(Source material):
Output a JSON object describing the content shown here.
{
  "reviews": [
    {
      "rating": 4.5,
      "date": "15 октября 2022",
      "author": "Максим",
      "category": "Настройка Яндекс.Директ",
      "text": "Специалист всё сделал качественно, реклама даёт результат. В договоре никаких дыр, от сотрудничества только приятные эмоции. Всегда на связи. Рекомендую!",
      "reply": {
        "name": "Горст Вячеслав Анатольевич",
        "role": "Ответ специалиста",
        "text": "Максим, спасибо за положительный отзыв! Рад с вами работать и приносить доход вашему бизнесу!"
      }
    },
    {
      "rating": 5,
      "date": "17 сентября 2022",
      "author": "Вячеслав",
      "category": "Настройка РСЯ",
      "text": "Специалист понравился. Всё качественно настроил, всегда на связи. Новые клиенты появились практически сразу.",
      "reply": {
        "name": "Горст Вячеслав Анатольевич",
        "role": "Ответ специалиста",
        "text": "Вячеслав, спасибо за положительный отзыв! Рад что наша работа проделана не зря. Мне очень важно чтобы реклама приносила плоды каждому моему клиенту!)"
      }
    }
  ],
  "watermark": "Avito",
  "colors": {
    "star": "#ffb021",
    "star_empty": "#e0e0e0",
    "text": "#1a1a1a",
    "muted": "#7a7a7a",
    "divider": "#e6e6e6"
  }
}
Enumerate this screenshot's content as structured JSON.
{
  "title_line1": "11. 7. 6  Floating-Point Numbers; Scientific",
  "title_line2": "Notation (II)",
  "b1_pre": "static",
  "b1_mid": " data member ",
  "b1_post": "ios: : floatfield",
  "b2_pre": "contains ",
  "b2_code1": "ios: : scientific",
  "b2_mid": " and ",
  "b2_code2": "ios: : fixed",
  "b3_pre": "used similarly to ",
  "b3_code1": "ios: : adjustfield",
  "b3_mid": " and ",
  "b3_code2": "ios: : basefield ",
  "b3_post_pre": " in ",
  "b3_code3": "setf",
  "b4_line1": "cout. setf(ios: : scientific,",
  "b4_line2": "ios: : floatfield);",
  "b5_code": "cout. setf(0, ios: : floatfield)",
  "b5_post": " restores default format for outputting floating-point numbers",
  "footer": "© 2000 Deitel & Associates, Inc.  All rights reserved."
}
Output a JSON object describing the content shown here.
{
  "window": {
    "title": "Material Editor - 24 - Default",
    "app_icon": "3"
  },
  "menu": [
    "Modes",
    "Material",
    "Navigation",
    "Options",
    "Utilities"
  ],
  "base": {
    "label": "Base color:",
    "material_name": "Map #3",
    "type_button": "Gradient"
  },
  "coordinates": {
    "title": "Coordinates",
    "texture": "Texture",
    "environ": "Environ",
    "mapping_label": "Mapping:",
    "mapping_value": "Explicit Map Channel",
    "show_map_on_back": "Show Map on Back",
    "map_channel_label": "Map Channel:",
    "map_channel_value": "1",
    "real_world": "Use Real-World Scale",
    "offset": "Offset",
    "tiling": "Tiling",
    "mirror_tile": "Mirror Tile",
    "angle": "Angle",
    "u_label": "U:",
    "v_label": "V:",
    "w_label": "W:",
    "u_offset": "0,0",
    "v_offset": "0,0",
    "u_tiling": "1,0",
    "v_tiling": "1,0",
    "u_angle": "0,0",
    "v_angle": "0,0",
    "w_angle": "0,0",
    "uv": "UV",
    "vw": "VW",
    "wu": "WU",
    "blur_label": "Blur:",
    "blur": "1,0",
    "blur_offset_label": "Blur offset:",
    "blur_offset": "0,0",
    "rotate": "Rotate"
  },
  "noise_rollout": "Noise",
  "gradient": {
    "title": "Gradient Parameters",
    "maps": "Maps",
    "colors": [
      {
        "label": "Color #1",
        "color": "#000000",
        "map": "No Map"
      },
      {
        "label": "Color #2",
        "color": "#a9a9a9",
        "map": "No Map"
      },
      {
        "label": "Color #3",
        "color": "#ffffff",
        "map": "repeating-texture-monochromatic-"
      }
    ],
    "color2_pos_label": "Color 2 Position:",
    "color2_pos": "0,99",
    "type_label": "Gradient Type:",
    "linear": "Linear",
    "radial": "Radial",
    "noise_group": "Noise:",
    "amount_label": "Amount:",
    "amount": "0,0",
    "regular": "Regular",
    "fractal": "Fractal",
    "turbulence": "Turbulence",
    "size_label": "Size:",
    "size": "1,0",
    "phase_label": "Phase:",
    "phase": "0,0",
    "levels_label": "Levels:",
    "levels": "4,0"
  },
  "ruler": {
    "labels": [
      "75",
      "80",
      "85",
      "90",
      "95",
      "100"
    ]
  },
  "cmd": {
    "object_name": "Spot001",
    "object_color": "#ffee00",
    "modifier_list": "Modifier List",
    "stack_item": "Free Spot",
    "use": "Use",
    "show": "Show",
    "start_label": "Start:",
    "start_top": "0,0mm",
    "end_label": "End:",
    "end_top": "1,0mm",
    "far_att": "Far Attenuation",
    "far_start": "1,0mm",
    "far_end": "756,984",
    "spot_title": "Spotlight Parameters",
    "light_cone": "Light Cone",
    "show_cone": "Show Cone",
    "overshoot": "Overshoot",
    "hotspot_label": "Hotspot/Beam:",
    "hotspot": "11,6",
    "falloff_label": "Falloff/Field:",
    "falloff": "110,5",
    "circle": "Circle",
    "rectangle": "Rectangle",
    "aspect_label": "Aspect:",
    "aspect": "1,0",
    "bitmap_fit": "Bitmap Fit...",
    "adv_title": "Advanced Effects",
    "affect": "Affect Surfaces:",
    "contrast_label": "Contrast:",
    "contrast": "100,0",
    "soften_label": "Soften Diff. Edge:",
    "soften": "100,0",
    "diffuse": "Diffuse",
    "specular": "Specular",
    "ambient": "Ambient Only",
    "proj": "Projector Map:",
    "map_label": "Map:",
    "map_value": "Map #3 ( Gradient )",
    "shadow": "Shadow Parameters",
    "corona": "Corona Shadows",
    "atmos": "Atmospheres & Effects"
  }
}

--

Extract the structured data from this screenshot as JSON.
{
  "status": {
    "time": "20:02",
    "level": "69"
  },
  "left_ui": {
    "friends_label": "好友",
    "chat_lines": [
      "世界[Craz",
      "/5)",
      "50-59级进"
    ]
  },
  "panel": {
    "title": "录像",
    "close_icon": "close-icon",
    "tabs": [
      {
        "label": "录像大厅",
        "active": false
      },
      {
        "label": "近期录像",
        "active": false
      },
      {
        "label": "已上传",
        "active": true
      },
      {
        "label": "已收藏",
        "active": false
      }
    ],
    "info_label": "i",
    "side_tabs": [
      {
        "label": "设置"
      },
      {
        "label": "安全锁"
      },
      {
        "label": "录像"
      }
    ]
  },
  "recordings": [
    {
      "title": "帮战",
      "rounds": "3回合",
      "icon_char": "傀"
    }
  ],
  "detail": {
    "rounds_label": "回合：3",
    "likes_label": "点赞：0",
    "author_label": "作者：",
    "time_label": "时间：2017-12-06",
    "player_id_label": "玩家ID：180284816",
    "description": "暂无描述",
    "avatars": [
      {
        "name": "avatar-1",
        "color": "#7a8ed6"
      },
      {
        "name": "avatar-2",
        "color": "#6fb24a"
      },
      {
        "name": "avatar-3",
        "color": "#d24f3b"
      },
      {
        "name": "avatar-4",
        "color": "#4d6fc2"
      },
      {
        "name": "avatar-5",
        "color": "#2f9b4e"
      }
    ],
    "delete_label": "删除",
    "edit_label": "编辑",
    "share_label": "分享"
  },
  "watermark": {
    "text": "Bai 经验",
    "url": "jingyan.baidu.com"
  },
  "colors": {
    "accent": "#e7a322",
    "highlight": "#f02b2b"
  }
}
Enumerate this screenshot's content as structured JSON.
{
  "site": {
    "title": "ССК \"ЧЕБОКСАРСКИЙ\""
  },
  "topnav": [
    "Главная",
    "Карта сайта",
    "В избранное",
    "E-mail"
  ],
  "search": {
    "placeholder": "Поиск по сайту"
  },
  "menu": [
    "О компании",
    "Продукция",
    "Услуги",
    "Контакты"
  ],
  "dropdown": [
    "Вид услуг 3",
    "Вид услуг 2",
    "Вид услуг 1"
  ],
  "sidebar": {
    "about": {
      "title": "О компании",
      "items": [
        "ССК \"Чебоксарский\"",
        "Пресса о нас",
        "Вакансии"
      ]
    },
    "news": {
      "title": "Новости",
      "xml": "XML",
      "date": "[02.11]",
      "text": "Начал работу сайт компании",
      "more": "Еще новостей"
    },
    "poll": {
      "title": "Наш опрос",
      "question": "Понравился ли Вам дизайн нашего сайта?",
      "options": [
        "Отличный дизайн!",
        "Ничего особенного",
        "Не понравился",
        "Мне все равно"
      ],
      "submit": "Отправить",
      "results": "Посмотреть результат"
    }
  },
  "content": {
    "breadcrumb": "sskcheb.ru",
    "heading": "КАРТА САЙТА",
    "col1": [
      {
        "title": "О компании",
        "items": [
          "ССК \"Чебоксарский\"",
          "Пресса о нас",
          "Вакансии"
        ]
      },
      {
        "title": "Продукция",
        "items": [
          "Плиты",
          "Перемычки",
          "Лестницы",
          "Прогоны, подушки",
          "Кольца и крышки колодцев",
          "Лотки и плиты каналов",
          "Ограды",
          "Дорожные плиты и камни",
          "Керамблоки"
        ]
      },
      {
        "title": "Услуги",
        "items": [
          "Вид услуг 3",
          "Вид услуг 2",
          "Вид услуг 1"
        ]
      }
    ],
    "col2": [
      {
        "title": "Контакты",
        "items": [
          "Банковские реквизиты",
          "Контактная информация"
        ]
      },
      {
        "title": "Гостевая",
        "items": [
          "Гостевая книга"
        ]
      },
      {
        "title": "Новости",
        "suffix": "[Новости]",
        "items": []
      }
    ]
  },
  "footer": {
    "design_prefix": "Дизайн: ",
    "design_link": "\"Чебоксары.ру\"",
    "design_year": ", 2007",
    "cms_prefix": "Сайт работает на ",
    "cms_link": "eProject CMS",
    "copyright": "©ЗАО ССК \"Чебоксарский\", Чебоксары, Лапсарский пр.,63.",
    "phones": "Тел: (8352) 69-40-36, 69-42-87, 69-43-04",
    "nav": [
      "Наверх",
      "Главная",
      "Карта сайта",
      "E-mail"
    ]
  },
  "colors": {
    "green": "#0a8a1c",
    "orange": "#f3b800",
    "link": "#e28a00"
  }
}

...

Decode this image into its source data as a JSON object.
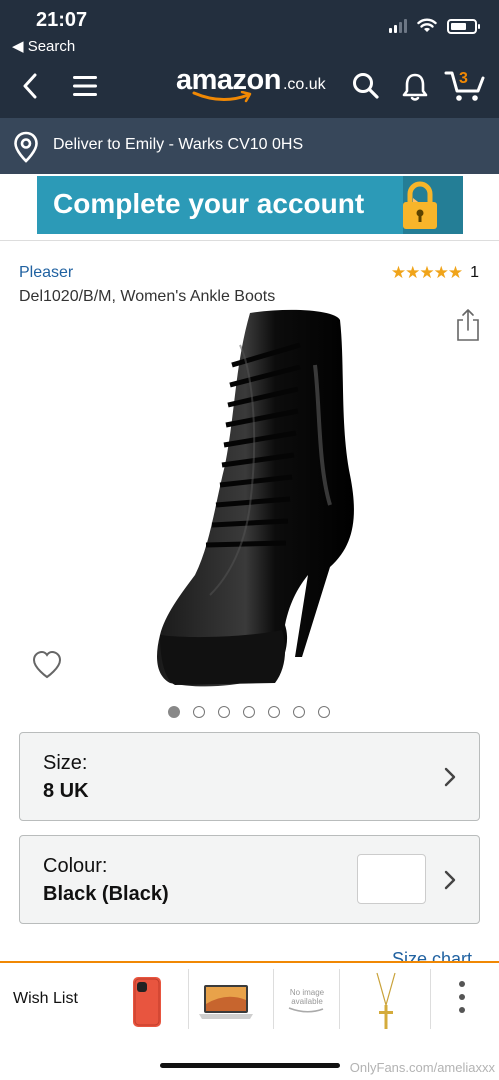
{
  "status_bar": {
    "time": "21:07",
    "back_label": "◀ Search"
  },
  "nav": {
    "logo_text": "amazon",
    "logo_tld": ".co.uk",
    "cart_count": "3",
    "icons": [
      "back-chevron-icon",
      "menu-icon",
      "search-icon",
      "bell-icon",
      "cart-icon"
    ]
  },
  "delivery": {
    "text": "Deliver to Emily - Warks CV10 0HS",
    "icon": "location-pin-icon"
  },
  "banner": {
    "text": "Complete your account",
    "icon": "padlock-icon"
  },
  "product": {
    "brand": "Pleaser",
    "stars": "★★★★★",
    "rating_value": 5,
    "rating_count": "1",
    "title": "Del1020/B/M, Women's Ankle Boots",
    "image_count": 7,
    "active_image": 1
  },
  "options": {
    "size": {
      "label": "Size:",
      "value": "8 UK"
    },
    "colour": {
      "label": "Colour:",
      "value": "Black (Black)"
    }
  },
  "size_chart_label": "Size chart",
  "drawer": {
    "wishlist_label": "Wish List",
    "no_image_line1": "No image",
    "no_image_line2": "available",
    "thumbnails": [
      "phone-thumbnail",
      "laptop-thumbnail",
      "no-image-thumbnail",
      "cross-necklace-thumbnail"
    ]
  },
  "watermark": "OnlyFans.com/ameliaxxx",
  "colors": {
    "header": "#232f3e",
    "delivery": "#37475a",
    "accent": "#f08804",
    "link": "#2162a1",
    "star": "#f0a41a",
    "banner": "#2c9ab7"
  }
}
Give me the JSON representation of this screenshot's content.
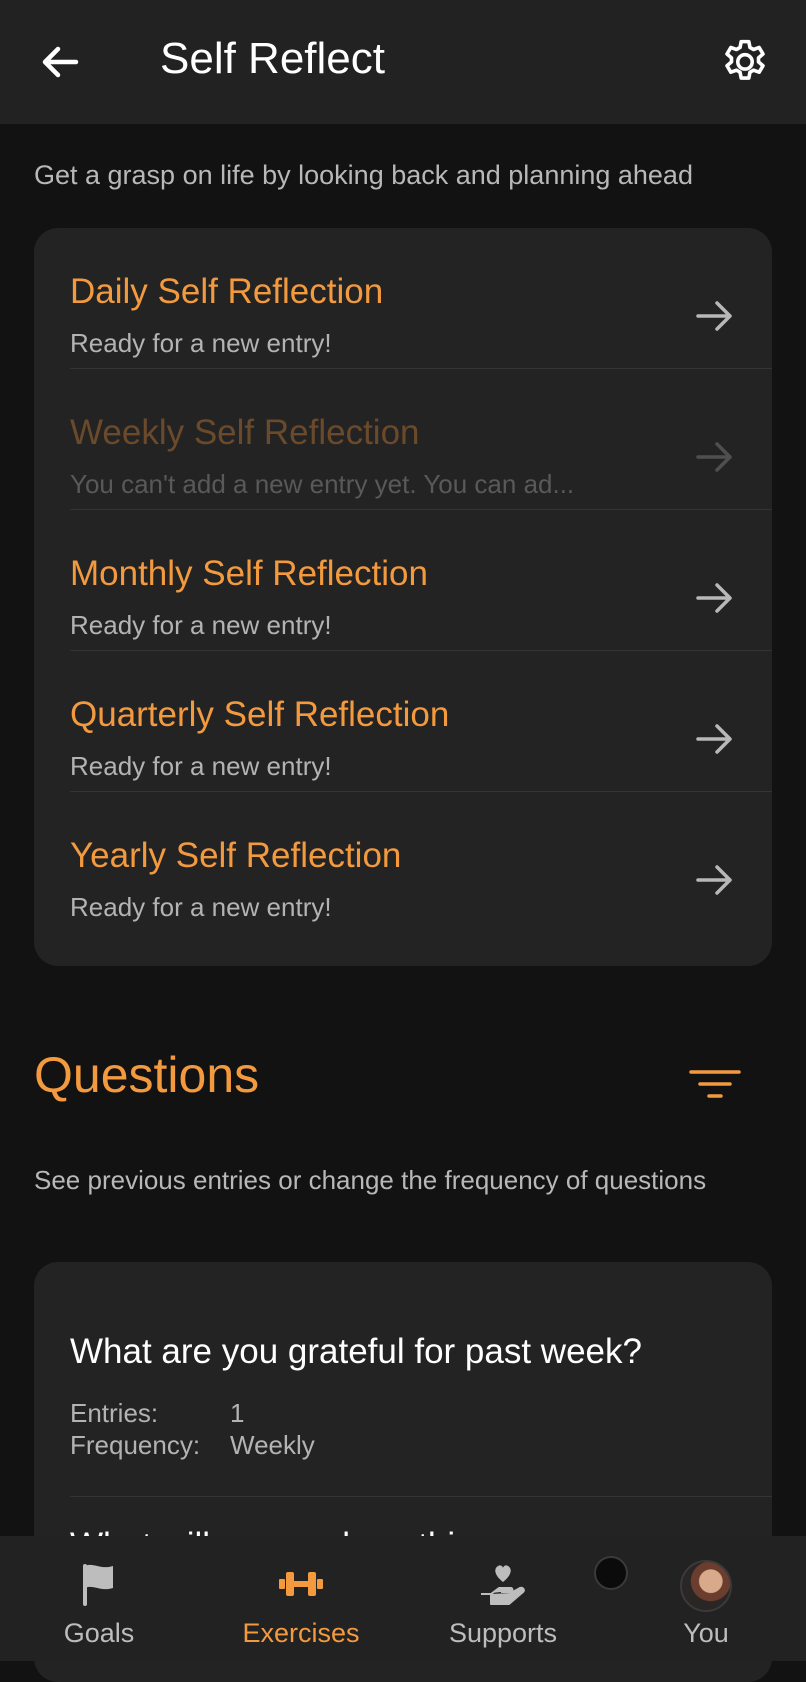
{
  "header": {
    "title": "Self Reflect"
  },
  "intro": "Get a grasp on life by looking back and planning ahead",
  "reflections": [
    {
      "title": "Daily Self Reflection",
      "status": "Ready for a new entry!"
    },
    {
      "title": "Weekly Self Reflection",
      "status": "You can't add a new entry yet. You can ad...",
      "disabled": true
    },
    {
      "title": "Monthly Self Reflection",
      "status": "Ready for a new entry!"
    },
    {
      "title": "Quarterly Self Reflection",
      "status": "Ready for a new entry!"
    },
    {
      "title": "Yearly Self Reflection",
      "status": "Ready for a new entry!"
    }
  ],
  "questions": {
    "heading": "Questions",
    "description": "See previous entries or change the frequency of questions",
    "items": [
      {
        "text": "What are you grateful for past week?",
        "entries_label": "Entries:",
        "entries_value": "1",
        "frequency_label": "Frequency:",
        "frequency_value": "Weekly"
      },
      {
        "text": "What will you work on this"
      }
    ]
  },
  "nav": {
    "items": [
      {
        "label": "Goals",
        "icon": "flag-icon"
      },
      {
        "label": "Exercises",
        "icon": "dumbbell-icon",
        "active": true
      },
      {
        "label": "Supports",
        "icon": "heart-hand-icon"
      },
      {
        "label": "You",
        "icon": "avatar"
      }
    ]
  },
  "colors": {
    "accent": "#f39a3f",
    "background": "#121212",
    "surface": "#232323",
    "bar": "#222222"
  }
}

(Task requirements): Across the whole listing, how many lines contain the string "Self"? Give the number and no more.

(Answer to the problem): 6